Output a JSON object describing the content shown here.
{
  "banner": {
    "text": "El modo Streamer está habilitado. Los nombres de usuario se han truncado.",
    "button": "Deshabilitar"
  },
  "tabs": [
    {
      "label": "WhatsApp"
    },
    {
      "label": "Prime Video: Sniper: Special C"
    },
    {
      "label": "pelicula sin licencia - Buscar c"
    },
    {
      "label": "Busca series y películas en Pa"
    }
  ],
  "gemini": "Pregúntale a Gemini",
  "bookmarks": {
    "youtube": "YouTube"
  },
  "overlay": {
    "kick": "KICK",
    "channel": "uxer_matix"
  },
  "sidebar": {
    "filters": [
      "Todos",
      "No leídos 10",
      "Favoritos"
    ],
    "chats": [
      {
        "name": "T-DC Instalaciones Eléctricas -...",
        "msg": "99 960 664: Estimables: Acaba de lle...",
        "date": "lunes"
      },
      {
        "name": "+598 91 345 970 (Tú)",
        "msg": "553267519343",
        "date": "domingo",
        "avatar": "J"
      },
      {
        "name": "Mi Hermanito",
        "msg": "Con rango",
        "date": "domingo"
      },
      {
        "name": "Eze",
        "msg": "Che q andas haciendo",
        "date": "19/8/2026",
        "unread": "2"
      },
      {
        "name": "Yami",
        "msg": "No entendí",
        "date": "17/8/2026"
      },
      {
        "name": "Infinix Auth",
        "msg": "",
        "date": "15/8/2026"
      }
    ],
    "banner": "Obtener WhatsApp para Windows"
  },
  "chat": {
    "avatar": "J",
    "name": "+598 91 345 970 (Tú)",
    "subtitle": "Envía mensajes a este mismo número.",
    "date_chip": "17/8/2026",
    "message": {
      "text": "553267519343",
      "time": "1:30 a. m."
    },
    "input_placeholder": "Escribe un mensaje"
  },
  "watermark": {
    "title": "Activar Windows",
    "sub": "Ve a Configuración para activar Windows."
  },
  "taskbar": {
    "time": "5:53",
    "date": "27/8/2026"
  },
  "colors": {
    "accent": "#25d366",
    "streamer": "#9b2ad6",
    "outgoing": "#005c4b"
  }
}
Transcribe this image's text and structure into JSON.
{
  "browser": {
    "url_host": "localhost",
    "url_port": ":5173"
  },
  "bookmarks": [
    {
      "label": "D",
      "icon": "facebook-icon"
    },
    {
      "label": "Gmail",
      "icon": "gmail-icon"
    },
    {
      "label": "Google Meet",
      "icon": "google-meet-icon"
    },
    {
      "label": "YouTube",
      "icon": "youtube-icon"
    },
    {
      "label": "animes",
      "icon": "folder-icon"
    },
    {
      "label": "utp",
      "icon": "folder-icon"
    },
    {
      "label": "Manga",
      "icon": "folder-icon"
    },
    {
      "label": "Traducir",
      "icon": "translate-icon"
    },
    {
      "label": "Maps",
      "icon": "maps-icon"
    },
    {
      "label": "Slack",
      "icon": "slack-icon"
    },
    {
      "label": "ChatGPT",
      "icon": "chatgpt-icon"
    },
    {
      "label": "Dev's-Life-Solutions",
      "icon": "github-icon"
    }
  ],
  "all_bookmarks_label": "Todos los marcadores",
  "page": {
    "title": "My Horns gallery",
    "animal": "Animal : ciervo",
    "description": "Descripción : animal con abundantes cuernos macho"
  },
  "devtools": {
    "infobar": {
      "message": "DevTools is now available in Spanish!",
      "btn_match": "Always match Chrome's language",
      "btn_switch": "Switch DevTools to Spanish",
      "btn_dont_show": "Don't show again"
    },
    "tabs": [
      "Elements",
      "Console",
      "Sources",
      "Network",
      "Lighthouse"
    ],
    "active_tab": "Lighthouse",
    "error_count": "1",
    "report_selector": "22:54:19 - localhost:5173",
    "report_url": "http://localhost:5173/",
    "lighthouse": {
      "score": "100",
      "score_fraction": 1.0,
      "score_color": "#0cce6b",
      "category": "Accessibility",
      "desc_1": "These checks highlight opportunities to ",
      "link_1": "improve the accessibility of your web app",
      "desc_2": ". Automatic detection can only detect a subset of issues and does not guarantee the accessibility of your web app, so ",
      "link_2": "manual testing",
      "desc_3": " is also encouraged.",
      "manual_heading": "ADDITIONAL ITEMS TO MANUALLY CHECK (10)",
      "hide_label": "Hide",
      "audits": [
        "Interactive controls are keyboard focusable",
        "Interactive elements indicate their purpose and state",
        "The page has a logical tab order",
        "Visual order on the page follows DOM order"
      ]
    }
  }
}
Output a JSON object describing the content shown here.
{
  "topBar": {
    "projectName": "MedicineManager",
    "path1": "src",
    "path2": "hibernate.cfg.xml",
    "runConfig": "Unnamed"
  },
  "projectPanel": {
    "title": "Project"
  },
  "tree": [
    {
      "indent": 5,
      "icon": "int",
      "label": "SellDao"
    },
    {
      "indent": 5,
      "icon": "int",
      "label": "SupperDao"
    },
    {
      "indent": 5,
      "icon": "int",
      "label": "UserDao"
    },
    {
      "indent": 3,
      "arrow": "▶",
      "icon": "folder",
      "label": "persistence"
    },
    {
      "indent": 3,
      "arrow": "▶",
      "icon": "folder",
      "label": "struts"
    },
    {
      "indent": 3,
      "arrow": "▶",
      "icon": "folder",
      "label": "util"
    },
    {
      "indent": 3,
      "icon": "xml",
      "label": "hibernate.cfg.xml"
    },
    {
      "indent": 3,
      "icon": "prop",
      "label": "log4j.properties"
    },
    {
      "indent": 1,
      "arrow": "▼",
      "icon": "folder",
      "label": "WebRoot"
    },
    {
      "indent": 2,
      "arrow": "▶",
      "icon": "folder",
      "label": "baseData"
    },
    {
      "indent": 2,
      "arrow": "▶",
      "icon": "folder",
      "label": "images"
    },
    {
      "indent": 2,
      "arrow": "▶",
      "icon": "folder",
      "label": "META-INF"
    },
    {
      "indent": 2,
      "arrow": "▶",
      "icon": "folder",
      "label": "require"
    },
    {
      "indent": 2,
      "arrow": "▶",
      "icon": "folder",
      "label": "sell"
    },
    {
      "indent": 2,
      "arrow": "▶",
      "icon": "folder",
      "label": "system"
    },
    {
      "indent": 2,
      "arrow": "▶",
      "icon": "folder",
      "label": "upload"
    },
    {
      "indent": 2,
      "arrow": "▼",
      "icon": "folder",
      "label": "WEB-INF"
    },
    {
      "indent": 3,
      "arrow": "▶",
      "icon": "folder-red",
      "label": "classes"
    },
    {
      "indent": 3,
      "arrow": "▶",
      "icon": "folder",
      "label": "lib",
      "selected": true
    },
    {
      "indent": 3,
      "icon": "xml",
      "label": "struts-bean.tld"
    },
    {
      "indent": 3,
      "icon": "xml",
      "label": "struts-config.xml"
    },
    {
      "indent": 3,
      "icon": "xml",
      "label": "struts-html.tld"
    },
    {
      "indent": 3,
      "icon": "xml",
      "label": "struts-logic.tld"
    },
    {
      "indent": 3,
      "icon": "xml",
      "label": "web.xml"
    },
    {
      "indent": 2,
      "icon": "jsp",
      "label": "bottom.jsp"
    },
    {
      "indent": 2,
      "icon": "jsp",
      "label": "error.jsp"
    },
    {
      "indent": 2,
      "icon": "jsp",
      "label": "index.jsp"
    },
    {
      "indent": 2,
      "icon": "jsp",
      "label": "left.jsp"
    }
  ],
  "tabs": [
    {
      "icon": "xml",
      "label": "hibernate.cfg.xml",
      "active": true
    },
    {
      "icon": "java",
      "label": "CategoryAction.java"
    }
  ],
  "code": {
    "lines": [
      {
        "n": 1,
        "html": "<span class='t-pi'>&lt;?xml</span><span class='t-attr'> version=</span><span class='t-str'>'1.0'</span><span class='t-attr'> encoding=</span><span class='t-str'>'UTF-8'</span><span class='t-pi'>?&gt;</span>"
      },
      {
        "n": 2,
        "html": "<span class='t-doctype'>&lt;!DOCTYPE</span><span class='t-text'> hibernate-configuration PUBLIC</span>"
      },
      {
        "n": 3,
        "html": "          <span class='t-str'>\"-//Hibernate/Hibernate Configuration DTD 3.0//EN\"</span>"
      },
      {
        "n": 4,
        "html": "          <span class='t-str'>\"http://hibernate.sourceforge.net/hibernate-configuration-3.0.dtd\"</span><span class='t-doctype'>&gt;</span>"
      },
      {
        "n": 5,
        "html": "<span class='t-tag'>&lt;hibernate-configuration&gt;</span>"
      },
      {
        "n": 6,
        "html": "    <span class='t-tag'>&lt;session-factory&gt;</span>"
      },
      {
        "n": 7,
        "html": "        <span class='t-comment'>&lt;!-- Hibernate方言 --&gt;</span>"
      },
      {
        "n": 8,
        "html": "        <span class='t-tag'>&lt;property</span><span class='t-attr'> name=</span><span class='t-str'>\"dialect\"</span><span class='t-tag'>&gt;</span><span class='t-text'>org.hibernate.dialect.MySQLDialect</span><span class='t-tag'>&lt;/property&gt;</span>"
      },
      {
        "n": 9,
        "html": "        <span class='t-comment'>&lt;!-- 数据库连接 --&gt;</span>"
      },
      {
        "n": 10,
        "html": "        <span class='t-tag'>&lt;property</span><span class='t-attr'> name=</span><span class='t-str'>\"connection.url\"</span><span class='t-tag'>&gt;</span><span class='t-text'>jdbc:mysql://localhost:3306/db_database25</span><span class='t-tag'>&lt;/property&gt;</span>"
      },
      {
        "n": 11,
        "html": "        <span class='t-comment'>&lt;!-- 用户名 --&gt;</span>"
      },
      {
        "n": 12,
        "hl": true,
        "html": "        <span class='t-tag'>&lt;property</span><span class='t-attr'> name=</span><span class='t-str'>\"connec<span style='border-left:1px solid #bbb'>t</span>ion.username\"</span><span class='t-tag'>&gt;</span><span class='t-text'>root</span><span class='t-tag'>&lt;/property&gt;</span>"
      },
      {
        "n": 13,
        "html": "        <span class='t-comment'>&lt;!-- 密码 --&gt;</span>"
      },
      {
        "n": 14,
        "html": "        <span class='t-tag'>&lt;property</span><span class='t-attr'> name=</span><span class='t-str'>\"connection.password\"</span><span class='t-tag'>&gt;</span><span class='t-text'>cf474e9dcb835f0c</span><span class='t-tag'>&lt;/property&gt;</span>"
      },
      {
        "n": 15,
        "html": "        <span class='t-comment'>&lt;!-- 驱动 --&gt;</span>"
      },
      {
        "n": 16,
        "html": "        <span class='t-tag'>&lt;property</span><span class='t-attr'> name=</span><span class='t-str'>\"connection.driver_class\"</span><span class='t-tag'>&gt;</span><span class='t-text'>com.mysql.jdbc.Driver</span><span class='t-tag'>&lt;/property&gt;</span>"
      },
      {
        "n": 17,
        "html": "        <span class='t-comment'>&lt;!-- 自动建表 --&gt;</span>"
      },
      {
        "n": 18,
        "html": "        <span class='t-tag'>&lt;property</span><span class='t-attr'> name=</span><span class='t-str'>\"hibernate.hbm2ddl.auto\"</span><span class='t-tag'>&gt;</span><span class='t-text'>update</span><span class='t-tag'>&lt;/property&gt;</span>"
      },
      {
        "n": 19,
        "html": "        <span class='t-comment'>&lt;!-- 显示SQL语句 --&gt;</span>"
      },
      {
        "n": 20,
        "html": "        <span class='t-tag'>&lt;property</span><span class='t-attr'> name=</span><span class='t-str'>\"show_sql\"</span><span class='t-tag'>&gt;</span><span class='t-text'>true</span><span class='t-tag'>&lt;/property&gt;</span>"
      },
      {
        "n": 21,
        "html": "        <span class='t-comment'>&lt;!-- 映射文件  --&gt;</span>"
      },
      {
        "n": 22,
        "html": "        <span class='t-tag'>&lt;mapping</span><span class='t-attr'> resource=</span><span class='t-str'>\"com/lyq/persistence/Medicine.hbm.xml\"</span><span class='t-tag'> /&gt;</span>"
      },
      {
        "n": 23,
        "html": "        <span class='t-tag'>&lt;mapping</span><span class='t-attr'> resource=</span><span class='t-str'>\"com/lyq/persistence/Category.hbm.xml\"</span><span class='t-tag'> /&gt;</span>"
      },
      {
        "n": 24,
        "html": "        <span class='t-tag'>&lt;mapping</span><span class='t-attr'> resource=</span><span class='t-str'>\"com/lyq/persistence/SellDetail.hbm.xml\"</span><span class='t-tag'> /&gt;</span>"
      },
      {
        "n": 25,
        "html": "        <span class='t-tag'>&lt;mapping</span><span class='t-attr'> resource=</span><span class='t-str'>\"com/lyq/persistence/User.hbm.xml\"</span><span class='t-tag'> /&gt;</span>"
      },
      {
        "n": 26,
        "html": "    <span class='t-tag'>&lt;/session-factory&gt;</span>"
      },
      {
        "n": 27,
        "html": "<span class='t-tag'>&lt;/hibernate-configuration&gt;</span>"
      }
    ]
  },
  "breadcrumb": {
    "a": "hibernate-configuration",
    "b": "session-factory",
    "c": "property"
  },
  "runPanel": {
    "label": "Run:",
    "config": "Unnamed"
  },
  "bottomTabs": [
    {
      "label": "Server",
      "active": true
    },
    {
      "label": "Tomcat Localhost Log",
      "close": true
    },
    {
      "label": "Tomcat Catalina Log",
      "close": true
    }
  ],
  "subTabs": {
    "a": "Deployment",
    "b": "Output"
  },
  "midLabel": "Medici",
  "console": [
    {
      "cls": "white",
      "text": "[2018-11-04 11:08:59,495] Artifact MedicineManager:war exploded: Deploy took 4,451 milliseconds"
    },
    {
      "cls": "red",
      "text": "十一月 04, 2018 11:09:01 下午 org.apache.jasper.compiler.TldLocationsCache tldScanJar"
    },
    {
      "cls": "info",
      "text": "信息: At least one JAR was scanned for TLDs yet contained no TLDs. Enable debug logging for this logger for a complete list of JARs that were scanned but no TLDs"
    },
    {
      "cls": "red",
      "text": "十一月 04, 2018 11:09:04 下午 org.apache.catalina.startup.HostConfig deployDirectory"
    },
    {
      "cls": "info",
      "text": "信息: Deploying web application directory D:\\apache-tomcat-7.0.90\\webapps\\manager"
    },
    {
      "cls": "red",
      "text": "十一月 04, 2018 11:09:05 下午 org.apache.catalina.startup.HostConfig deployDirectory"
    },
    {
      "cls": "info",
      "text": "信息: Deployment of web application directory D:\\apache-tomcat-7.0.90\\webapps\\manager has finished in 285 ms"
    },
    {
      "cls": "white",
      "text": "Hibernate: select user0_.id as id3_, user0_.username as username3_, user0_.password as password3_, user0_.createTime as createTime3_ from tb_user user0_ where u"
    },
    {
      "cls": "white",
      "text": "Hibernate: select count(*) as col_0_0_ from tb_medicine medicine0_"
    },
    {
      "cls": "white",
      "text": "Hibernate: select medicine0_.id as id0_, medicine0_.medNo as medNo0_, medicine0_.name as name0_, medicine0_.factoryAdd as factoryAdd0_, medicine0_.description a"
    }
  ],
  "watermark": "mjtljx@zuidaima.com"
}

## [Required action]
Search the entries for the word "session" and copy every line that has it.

## [Solution]
        "html": "    <span class='t-tag'>&lt;session-factory&gt;</span>"
        "html": "    <span class='t-tag'>&lt;/session-factory&gt;</span>"
    "b": "session-factory",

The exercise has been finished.